◆ Exercise details ◆
Where does the string "message" occur in the records below? Copy every line that holds it.

▬▬▬

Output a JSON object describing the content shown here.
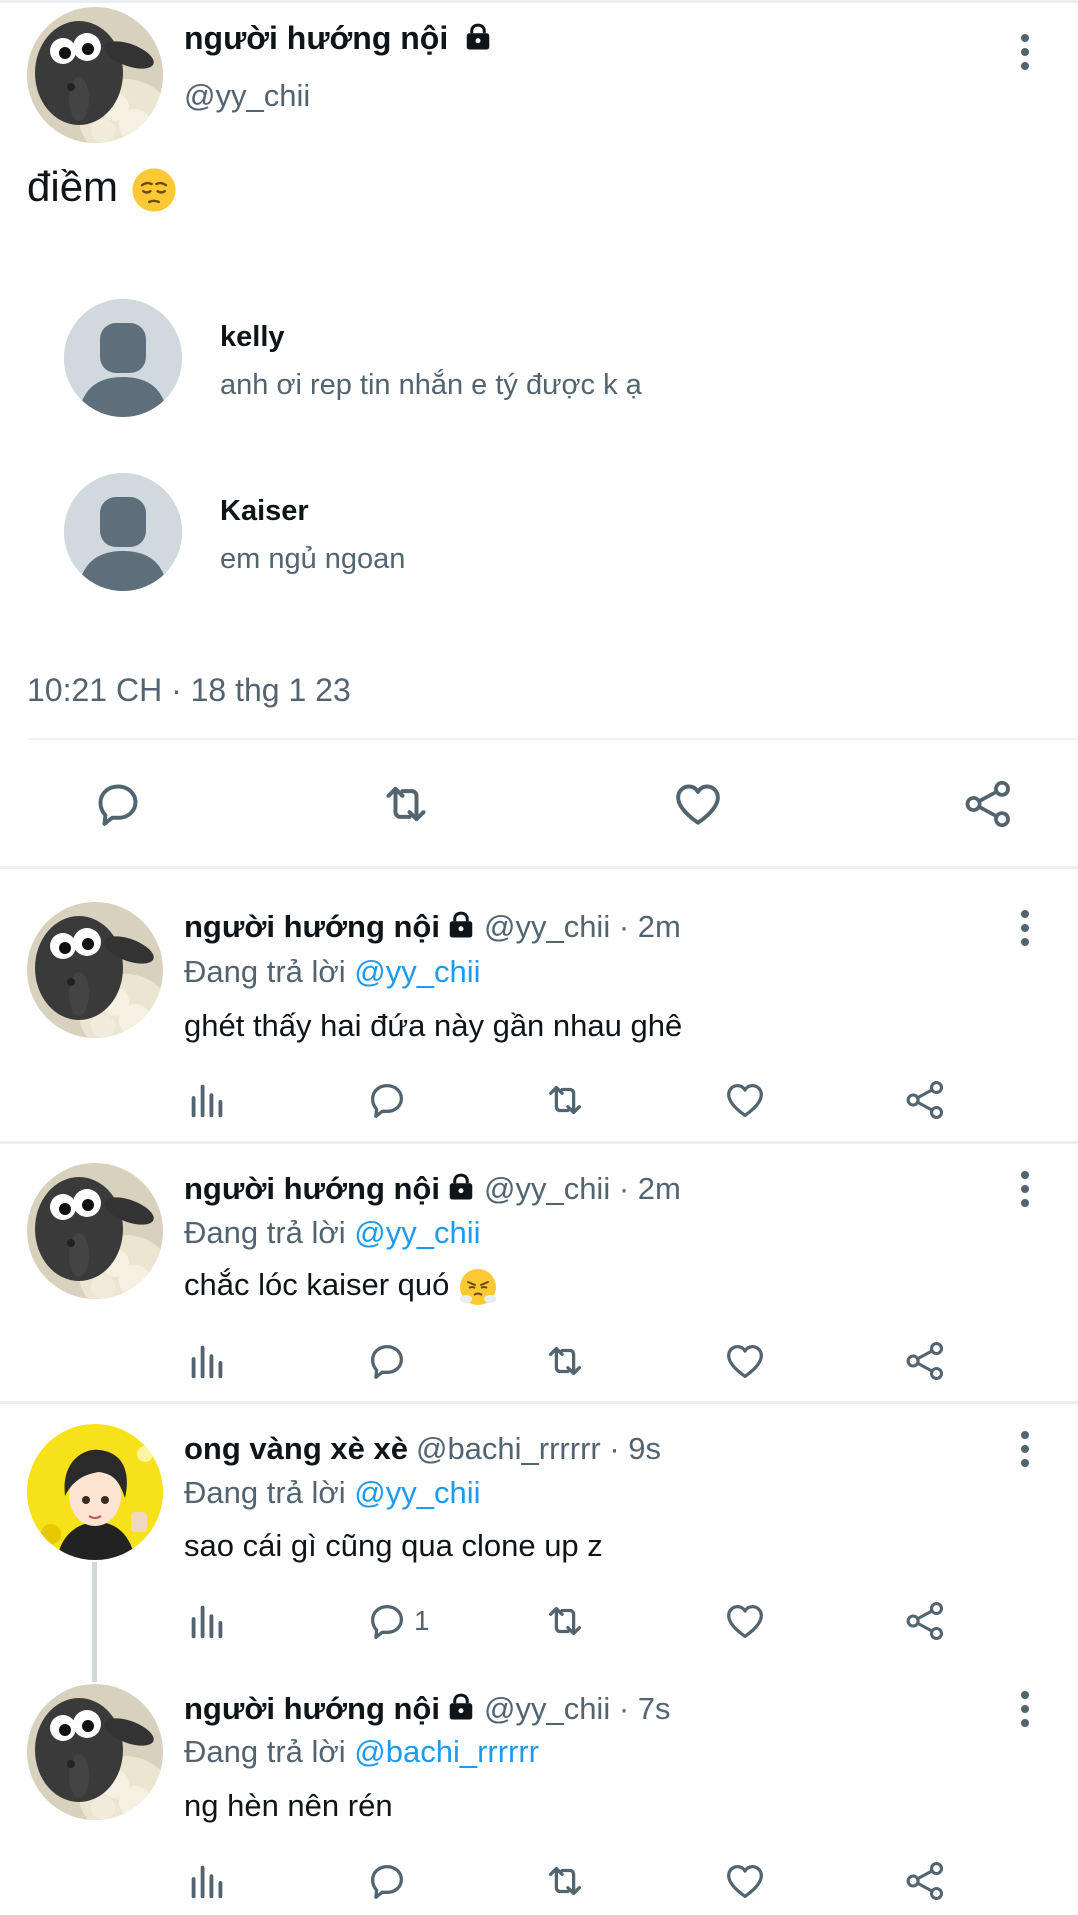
{
  "main_tweet": {
    "author_name": "người hướng nội",
    "handle": "@yy_chii",
    "text": "điềm",
    "contacts": [
      {
        "name": "kelly",
        "message": "anh ơi rep tin nhắn e tý được k ạ"
      },
      {
        "name": "Kaiser",
        "message": "em ngủ ngoan"
      }
    ],
    "timestamp": "10:21 CH · 18 thg 1 23"
  },
  "replies": [
    {
      "name": "người hướng nội",
      "handle": "@yy_chii · 2m",
      "replying_prefix": "Đang trả lời",
      "replying_to": "@yy_chii",
      "text": "ghét thấy hai đứa này gần nhau ghê",
      "reply_count": ""
    },
    {
      "name": "người hướng nội",
      "handle": "@yy_chii · 2m",
      "replying_prefix": "Đang trả lời",
      "replying_to": "@yy_chii",
      "text": "chắc lóc kaiser quó",
      "reply_count": ""
    },
    {
      "name": "ong vàng xè xè",
      "handle": "@bachi_rrrrrr · 9s",
      "replying_prefix": "Đang trả lời",
      "replying_to": "@yy_chii",
      "text": "sao cái gì cũng qua clone up z",
      "reply_count": "1"
    },
    {
      "name": "người hướng nội",
      "handle": "@yy_chii · 7s",
      "replying_prefix": "Đang trả lời",
      "replying_to": "@bachi_rrrrrr",
      "text": "ng hèn nên rén",
      "reply_count": ""
    }
  ],
  "icons": {
    "reply": "speech-bubble-icon",
    "retweet": "retweet-icon",
    "like": "heart-icon",
    "share": "share-icon",
    "analytics": "bar-chart-icon",
    "more": "more-vertical-icon",
    "protected": "lock-icon"
  },
  "colors": {
    "accent": "#1d9bf0",
    "secondary_text": "#536471",
    "primary_text": "#0f1419",
    "divider": "#eff3f4"
  }
}
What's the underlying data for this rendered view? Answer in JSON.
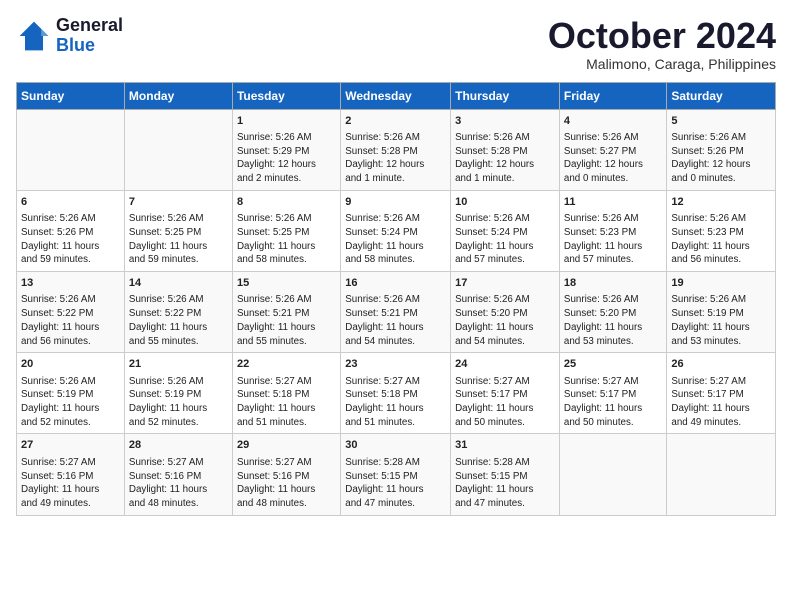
{
  "logo": {
    "line1": "General",
    "line2": "Blue"
  },
  "title": "October 2024",
  "location": "Malimono, Caraga, Philippines",
  "weekdays": [
    "Sunday",
    "Monday",
    "Tuesday",
    "Wednesday",
    "Thursday",
    "Friday",
    "Saturday"
  ],
  "weeks": [
    [
      {
        "day": "",
        "info": ""
      },
      {
        "day": "",
        "info": ""
      },
      {
        "day": "1",
        "info": "Sunrise: 5:26 AM\nSunset: 5:29 PM\nDaylight: 12 hours\nand 2 minutes."
      },
      {
        "day": "2",
        "info": "Sunrise: 5:26 AM\nSunset: 5:28 PM\nDaylight: 12 hours\nand 1 minute."
      },
      {
        "day": "3",
        "info": "Sunrise: 5:26 AM\nSunset: 5:28 PM\nDaylight: 12 hours\nand 1 minute."
      },
      {
        "day": "4",
        "info": "Sunrise: 5:26 AM\nSunset: 5:27 PM\nDaylight: 12 hours\nand 0 minutes."
      },
      {
        "day": "5",
        "info": "Sunrise: 5:26 AM\nSunset: 5:26 PM\nDaylight: 12 hours\nand 0 minutes."
      }
    ],
    [
      {
        "day": "6",
        "info": "Sunrise: 5:26 AM\nSunset: 5:26 PM\nDaylight: 11 hours\nand 59 minutes."
      },
      {
        "day": "7",
        "info": "Sunrise: 5:26 AM\nSunset: 5:25 PM\nDaylight: 11 hours\nand 59 minutes."
      },
      {
        "day": "8",
        "info": "Sunrise: 5:26 AM\nSunset: 5:25 PM\nDaylight: 11 hours\nand 58 minutes."
      },
      {
        "day": "9",
        "info": "Sunrise: 5:26 AM\nSunset: 5:24 PM\nDaylight: 11 hours\nand 58 minutes."
      },
      {
        "day": "10",
        "info": "Sunrise: 5:26 AM\nSunset: 5:24 PM\nDaylight: 11 hours\nand 57 minutes."
      },
      {
        "day": "11",
        "info": "Sunrise: 5:26 AM\nSunset: 5:23 PM\nDaylight: 11 hours\nand 57 minutes."
      },
      {
        "day": "12",
        "info": "Sunrise: 5:26 AM\nSunset: 5:23 PM\nDaylight: 11 hours\nand 56 minutes."
      }
    ],
    [
      {
        "day": "13",
        "info": "Sunrise: 5:26 AM\nSunset: 5:22 PM\nDaylight: 11 hours\nand 56 minutes."
      },
      {
        "day": "14",
        "info": "Sunrise: 5:26 AM\nSunset: 5:22 PM\nDaylight: 11 hours\nand 55 minutes."
      },
      {
        "day": "15",
        "info": "Sunrise: 5:26 AM\nSunset: 5:21 PM\nDaylight: 11 hours\nand 55 minutes."
      },
      {
        "day": "16",
        "info": "Sunrise: 5:26 AM\nSunset: 5:21 PM\nDaylight: 11 hours\nand 54 minutes."
      },
      {
        "day": "17",
        "info": "Sunrise: 5:26 AM\nSunset: 5:20 PM\nDaylight: 11 hours\nand 54 minutes."
      },
      {
        "day": "18",
        "info": "Sunrise: 5:26 AM\nSunset: 5:20 PM\nDaylight: 11 hours\nand 53 minutes."
      },
      {
        "day": "19",
        "info": "Sunrise: 5:26 AM\nSunset: 5:19 PM\nDaylight: 11 hours\nand 53 minutes."
      }
    ],
    [
      {
        "day": "20",
        "info": "Sunrise: 5:26 AM\nSunset: 5:19 PM\nDaylight: 11 hours\nand 52 minutes."
      },
      {
        "day": "21",
        "info": "Sunrise: 5:26 AM\nSunset: 5:19 PM\nDaylight: 11 hours\nand 52 minutes."
      },
      {
        "day": "22",
        "info": "Sunrise: 5:27 AM\nSunset: 5:18 PM\nDaylight: 11 hours\nand 51 minutes."
      },
      {
        "day": "23",
        "info": "Sunrise: 5:27 AM\nSunset: 5:18 PM\nDaylight: 11 hours\nand 51 minutes."
      },
      {
        "day": "24",
        "info": "Sunrise: 5:27 AM\nSunset: 5:17 PM\nDaylight: 11 hours\nand 50 minutes."
      },
      {
        "day": "25",
        "info": "Sunrise: 5:27 AM\nSunset: 5:17 PM\nDaylight: 11 hours\nand 50 minutes."
      },
      {
        "day": "26",
        "info": "Sunrise: 5:27 AM\nSunset: 5:17 PM\nDaylight: 11 hours\nand 49 minutes."
      }
    ],
    [
      {
        "day": "27",
        "info": "Sunrise: 5:27 AM\nSunset: 5:16 PM\nDaylight: 11 hours\nand 49 minutes."
      },
      {
        "day": "28",
        "info": "Sunrise: 5:27 AM\nSunset: 5:16 PM\nDaylight: 11 hours\nand 48 minutes."
      },
      {
        "day": "29",
        "info": "Sunrise: 5:27 AM\nSunset: 5:16 PM\nDaylight: 11 hours\nand 48 minutes."
      },
      {
        "day": "30",
        "info": "Sunrise: 5:28 AM\nSunset: 5:15 PM\nDaylight: 11 hours\nand 47 minutes."
      },
      {
        "day": "31",
        "info": "Sunrise: 5:28 AM\nSunset: 5:15 PM\nDaylight: 11 hours\nand 47 minutes."
      },
      {
        "day": "",
        "info": ""
      },
      {
        "day": "",
        "info": ""
      }
    ]
  ]
}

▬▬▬

◆ Response area ◆
        "message": "anh ơi rep tin nhắn e tý được k ạ"
        "message": "em ngủ ngoan"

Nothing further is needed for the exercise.